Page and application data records
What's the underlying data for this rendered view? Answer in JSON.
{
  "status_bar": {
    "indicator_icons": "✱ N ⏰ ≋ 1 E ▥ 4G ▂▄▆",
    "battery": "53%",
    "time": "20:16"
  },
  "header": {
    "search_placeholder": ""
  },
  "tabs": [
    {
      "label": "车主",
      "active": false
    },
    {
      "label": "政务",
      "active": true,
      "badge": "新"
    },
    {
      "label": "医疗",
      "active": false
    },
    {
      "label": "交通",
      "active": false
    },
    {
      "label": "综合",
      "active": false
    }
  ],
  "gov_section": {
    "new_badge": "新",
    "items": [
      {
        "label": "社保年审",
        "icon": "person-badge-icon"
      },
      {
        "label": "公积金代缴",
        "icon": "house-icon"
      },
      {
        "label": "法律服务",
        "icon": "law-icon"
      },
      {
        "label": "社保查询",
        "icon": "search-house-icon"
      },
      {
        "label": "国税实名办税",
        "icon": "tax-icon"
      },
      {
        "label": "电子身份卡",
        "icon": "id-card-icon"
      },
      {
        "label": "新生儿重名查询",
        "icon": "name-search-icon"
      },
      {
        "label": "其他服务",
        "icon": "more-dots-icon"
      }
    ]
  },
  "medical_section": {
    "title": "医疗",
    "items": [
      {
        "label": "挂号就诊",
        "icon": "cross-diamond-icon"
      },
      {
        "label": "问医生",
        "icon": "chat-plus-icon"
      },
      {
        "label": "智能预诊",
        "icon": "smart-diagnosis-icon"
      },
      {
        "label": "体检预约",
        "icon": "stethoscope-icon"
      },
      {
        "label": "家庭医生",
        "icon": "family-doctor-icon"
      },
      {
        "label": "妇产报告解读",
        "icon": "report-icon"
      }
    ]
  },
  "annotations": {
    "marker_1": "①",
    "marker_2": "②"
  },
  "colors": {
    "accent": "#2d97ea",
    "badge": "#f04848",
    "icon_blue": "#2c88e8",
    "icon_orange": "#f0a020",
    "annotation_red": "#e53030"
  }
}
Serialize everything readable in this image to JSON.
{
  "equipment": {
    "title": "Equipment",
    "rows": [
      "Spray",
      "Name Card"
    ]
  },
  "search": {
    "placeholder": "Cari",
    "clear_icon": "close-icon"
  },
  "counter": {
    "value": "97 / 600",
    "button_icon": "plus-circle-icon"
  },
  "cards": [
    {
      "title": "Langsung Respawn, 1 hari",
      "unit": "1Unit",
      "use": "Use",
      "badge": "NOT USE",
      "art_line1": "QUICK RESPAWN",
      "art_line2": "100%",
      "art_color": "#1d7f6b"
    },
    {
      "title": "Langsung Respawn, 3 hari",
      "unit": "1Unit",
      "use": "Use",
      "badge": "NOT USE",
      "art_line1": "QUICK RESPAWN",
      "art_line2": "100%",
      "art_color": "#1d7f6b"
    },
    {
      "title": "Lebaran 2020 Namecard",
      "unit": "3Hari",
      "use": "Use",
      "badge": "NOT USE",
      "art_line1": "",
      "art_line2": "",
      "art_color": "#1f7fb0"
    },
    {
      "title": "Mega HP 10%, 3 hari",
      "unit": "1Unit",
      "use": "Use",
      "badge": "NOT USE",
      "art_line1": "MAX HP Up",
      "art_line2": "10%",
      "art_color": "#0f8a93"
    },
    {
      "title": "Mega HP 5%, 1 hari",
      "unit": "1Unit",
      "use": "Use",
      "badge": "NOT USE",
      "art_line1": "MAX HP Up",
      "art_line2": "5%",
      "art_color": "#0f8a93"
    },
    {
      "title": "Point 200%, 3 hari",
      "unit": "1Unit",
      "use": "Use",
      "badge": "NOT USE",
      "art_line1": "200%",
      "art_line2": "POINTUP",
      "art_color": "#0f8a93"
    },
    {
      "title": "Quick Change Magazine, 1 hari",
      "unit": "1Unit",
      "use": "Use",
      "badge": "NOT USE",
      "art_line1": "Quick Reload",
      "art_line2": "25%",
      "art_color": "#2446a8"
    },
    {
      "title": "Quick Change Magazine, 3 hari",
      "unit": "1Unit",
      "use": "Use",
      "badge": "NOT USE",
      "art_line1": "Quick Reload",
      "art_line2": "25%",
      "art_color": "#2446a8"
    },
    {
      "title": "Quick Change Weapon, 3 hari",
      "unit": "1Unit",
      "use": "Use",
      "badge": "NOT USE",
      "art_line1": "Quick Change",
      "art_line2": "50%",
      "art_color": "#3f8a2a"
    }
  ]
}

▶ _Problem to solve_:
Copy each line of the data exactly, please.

▶ _Answer to this task_:
What's the underlying data for this rendered view? Answer in JSON.
{
  "status_bar": {
    "indicator_icons": "✱ N ⏰ ≋ 1 E ▥ 4G ▂▄▆",
    "battery": "53%",
    "time": "20:16"
  },
  "header": {
    "search_placeholder": ""
  },
  "tabs": [
    {
      "label": "车主",
      "active": false
    },
    {
      "label": "政务",
      "active": true,
      "badge": "新"
    },
    {
      "label": "医疗",
      "active": false
    },
    {
      "label": "交通",
      "active": false
    },
    {
      "label": "综合",
      "active": false
    }
  ],
  "gov_section": {
    "new_badge": "新",
    "items": [
      {
        "label": "社保年审",
        "icon": "person-badge-icon"
      },
      {
        "label": "公积金代缴",
        "icon": "house-icon"
      },
      {
        "label": "法律服务",
        "icon": "law-icon"
      },
      {
        "label": "社保查询",
        "icon": "search-house-icon"
      },
      {
        "label": "国税实名办税",
        "icon": "tax-icon"
      },
      {
        "label": "电子身份卡",
        "icon": "id-card-icon"
      },
      {
        "label": "新生儿重名查询",
        "icon": "name-search-icon"
      },
      {
        "label": "其他服务",
        "icon": "more-dots-icon"
      }
    ]
  },
  "medical_section": {
    "title": "医疗",
    "items": [
      {
        "label": "挂号就诊",
        "icon": "cross-diamond-icon"
      },
      {
        "label": "问医生",
        "icon": "chat-plus-icon"
      },
      {
        "label": "智能预诊",
        "icon": "smart-diagnosis-icon"
      },
      {
        "label": "体检预约",
        "icon": "stethoscope-icon"
      },
      {
        "label": "家庭医生",
        "icon": "family-doctor-icon"
      },
      {
        "label": "妇产报告解读",
        "icon": "report-icon"
      }
    ]
  },
  "annotations": {
    "marker_1": "①",
    "marker_2": "②"
  },
  "colors": {
    "accent": "#2d97ea",
    "badge": "#f04848",
    "icon_blue": "#2c88e8",
    "icon_orange": "#f0a020",
    "annotation_red": "#e53030"
  }
}
Serialize everything readable in this image to JSON.
{
  "equipment": {
    "title": "Equipment",
    "rows": [
      "Spray",
      "Name Card"
    ]
  },
  "search": {
    "placeholder": "Cari",
    "clear_icon": "close-icon"
  },
  "counter": {
    "value": "97 / 600",
    "button_icon": "plus-circle-icon"
  },
  "cards": [
    {
      "title": "Langsung Respawn, 1 hari",
      "unit": "1Unit",
      "use": "Use",
      "badge": "NOT USE",
      "art_line1": "QUICK RESPAWN",
      "art_line2": "100%",
      "art_color": "#1d7f6b"
    },
    {
      "title": "Langsung Respawn, 3 hari",
      "unit": "1Unit",
      "use": "Use",
      "badge": "NOT USE",
      "art_line1": "QUICK RESPAWN",
      "art_line2": "100%",
      "art_color": "#1d7f6b"
    },
    {
      "title": "Lebaran 2020 Namecard",
      "unit": "3Hari",
      "use": "Use",
      "badge": "NOT USE",
      "art_line1": "",
      "art_line2": "",
      "art_color": "#1f7fb0"
    },
    {
      "title": "Mega HP 10%, 3 hari",
      "unit": "1Unit",
      "use": "Use",
      "badge": "NOT USE",
      "art_line1": "MAX HP Up",
      "art_line2": "10%",
      "art_color": "#0f8a93"
    },
    {
      "title": "Mega HP 5%, 1 hari",
      "unit": "1Unit",
      "use": "Use",
      "badge": "NOT USE",
      "art_line1": "MAX HP Up",
      "art_line2": "5%",
      "art_color": "#0f8a93"
    },
    {
      "title": "Point 200%, 3 hari",
      "unit": "1Unit",
      "use": "Use",
      "badge": "NOT USE",
      "art_line1": "200%",
      "art_line2": "POINTUP",
      "art_color": "#0f8a93"
    },
    {
      "title": "Quick Change Magazine, 1 hari",
      "unit": "1Unit",
      "use": "Use",
      "badge": "NOT USE",
      "art_line1": "Quick Reload",
      "art_line2": "25%",
      "art_color": "#2446a8"
    },
    {
      "title": "Quick Change Magazine, 3 hari",
      "unit": "1Unit",
      "use": "Use",
      "badge": "NOT USE",
      "art_line1": "Quick Reload",
      "art_line2": "25%",
      "art_color": "#2446a8"
    },
    {
      "title": "Quick Change Weapon, 3 hari",
      "unit": "1Unit",
      "use": "Use",
      "badge": "NOT USE",
      "art_line1": "Quick Change",
      "art_line2": "50%",
      "art_color": "#3f8a2a"
    }
  ]
}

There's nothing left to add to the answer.